[Opening THE INPUT section]

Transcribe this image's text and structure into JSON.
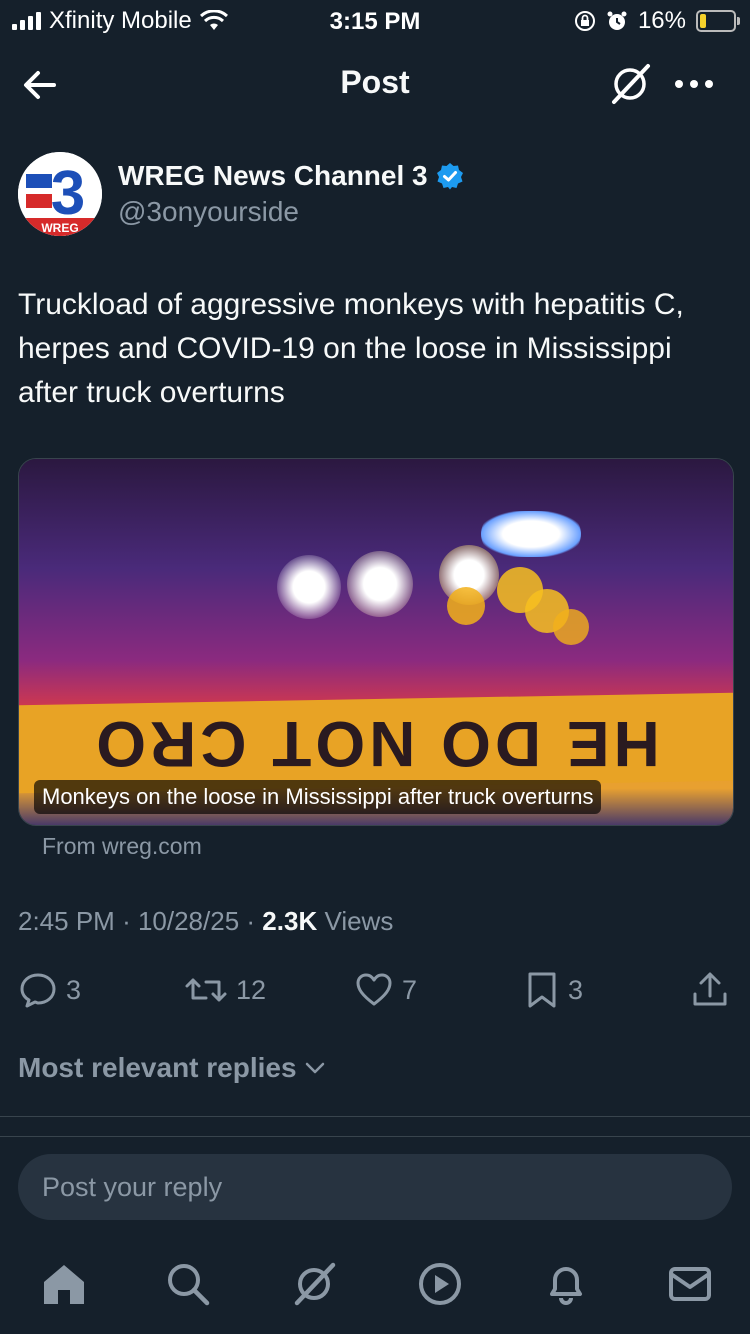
{
  "status_bar": {
    "carrier": "Xfinity Mobile",
    "time": "3:15 PM",
    "battery": "16%"
  },
  "header": {
    "title": "Post"
  },
  "author": {
    "name": "WREG News Channel 3",
    "handle": "@3onyourside",
    "avatar_text": "3",
    "avatar_sub": "WREG"
  },
  "tweet": {
    "text": "Truckload of aggressive monkeys with hepatitis C, herpes and COVID-19 on the loose in Mississippi after truck overturns",
    "card_caption": "Monkeys on the loose in Mississippi after truck overturns",
    "card_source": "From wreg.com",
    "tape_text": "HE DO NOT CRO",
    "time": "2:45 PM",
    "date": "10/28/25",
    "views_count": "2.3K",
    "views_label": "Views"
  },
  "actions": {
    "replies": "3",
    "reposts": "12",
    "likes": "7",
    "bookmarks": "3"
  },
  "replies_filter": {
    "label": "Most relevant replies"
  },
  "reply_input": {
    "placeholder": "Post your reply"
  },
  "colors": {
    "background": "#15202b",
    "verified": "#1d9bf0",
    "muted": "#8b98a5"
  },
  "bottom_nav": [
    "home-icon",
    "search-icon",
    "grok-icon",
    "video-icon",
    "notifications-icon",
    "messages-icon"
  ]
}
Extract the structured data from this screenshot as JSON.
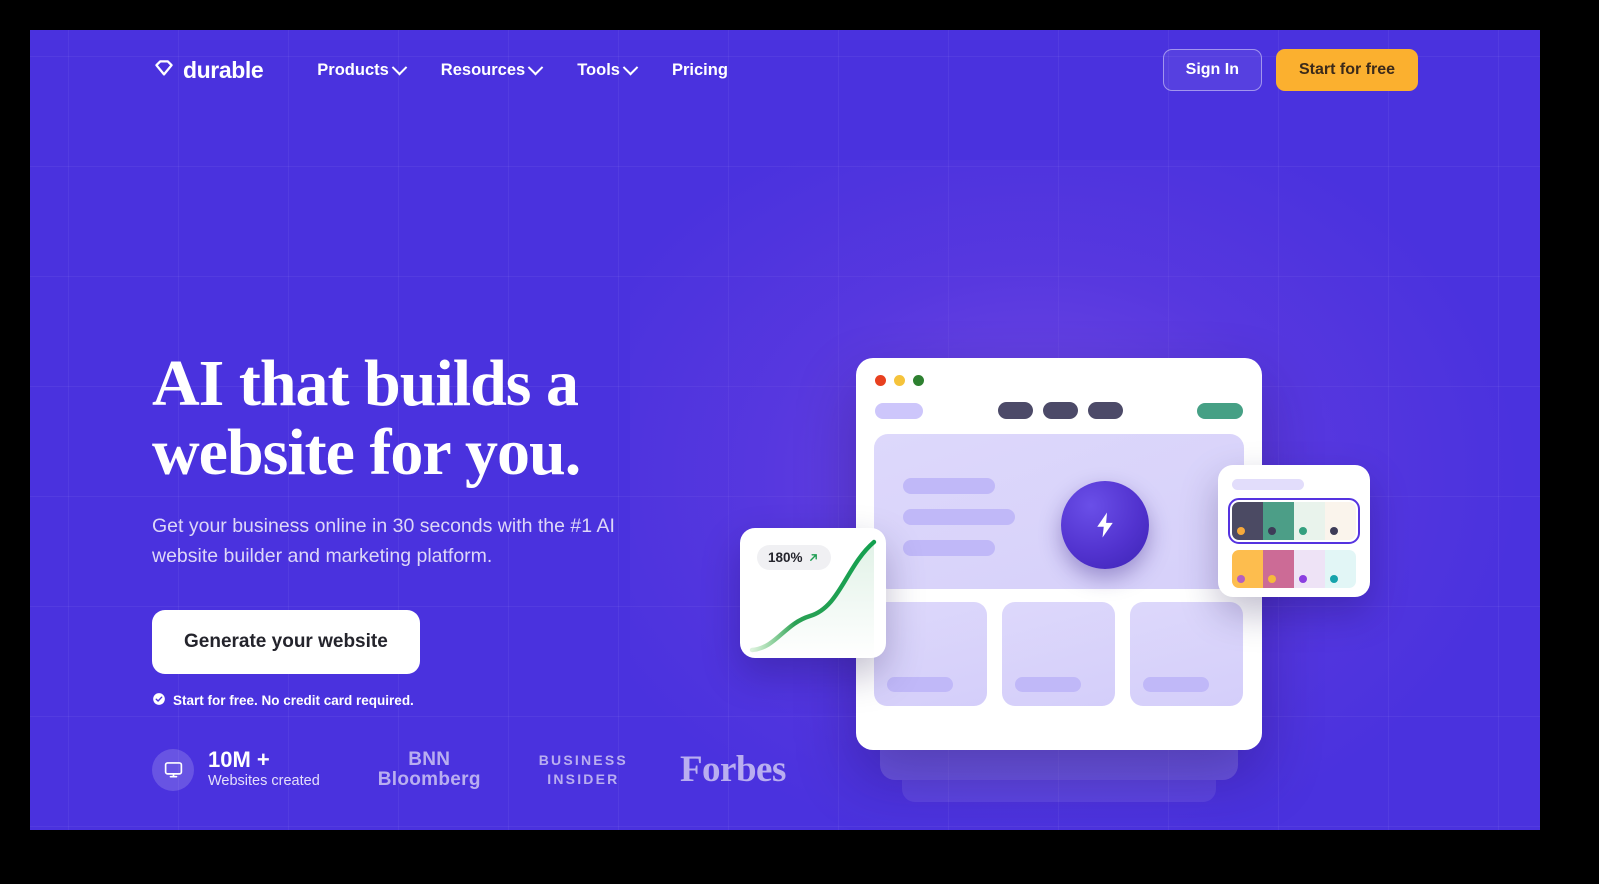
{
  "theme": {
    "background": "#4a32de",
    "accent_amber": "#fbb02f",
    "accent_green": "#1f9e53",
    "letterbox": "#000000"
  },
  "nav": {
    "logo": {
      "icon": "diamond-logo-icon",
      "word": "durable"
    },
    "links": [
      {
        "label": "Products",
        "has_caret": true
      },
      {
        "label": "Resources",
        "has_caret": true
      },
      {
        "label": "Tools",
        "has_caret": true
      },
      {
        "label": "Pricing",
        "has_caret": false
      }
    ],
    "sign_in": "Sign In",
    "start_free": "Start for free"
  },
  "hero": {
    "headline_line1": "AI that builds a",
    "headline_line2": "website for you.",
    "subhead": "Get your business online in 30 seconds with the #1 AI website builder and marketing platform.",
    "cta": "Generate your website",
    "trust_note": "Start for free. No credit card required.",
    "trust_icon": "check-circle-icon"
  },
  "stats": {
    "icon": "monitor-icon",
    "value": "10M +",
    "label": "Websites created"
  },
  "press": [
    {
      "name": "bnn-bloomberg",
      "line1": "BNN",
      "line2": "Bloomberg"
    },
    {
      "name": "business-insider",
      "line1": "BUSINESS",
      "line2": "INSIDER"
    },
    {
      "name": "forbes",
      "line1": "Forbes"
    }
  ],
  "illustration": {
    "browser": {
      "traffic_lights": [
        "#e8401f",
        "#f5c33b",
        "#2d8030"
      ],
      "nav_pill_count": 3,
      "card_count": 3
    },
    "chart_card": {
      "badge_value": "180%",
      "badge_icon": "arrow-up-right-icon",
      "line_color": "#1f9e53"
    },
    "palette_card": {
      "rows": [
        {
          "selected": true,
          "swatches": [
            {
              "fill": "#4b4a63",
              "dot": "#f6a93b"
            },
            {
              "fill": "#4c9e87",
              "dot": "#3d3c58"
            },
            {
              "fill": "#e9f3ec",
              "dot": "#33a07f"
            },
            {
              "fill": "#faf4ec",
              "dot": "#3d3c58"
            }
          ]
        },
        {
          "selected": false,
          "swatches": [
            {
              "fill": "#fdbd4e",
              "dot": "#b45fc0"
            },
            {
              "fill": "#cc6b96",
              "dot": "#f6b93b"
            },
            {
              "fill": "#eee3f6",
              "dot": "#8b3fe0"
            },
            {
              "fill": "#e2f6f6",
              "dot": "#16a3ab"
            }
          ]
        }
      ]
    }
  }
}
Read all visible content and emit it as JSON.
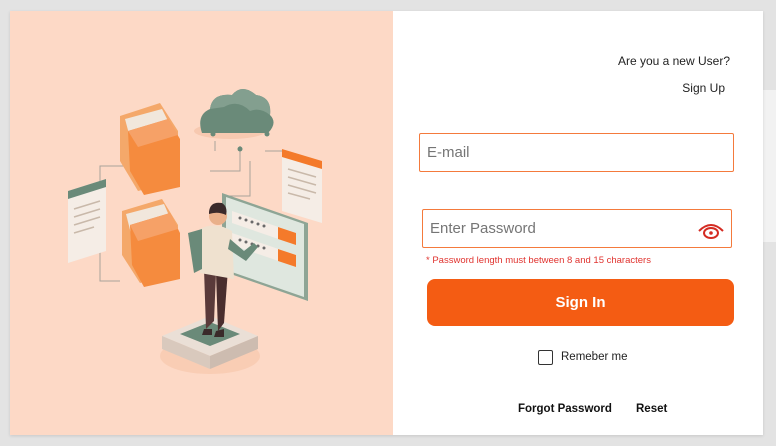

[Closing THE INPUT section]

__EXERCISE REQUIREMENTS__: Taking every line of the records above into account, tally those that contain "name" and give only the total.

__RESULT FOR THIS TASK__: 4